• _Problem to work on_:
In how many lines of the data below does the word "Santiago" appear? Reply with the number and nothing more.
===== Data excerpts =====
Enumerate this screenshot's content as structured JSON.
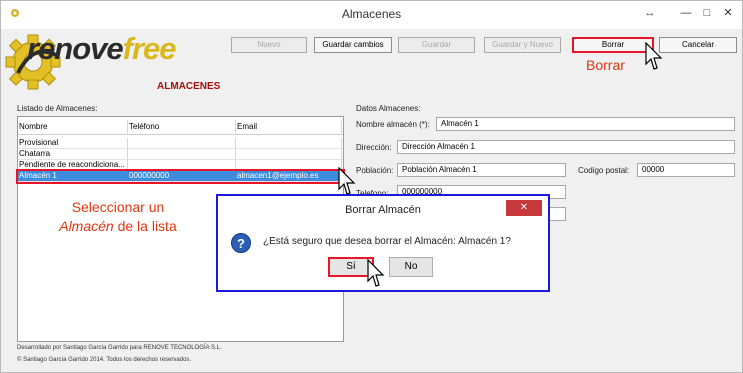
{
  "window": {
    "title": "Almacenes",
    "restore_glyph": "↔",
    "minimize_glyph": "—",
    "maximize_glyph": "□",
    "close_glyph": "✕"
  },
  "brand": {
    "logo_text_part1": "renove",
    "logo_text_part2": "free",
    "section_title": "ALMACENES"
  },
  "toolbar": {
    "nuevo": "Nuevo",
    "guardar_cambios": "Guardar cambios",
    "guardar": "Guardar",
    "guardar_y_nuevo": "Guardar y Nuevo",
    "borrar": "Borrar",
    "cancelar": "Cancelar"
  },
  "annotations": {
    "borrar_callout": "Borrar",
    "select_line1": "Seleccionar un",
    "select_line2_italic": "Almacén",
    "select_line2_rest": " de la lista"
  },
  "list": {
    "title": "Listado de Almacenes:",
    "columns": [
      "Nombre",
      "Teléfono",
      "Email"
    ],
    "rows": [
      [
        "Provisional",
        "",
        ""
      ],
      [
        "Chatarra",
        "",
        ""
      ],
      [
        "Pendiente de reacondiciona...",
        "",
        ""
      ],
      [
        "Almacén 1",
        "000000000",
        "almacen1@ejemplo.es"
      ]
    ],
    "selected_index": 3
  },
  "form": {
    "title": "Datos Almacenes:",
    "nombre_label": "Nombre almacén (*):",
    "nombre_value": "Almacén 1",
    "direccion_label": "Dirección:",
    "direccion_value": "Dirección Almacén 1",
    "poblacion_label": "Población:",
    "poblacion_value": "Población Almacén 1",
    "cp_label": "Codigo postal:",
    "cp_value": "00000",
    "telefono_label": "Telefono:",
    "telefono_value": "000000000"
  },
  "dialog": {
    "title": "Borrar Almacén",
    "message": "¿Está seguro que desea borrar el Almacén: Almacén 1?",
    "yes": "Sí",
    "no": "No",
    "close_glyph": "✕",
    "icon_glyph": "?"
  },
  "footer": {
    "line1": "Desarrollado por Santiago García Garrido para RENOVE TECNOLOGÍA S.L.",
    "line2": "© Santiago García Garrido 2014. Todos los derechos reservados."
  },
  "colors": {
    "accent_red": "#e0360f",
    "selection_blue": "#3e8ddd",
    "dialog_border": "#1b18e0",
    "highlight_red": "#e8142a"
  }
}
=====
• _Answer space_:
2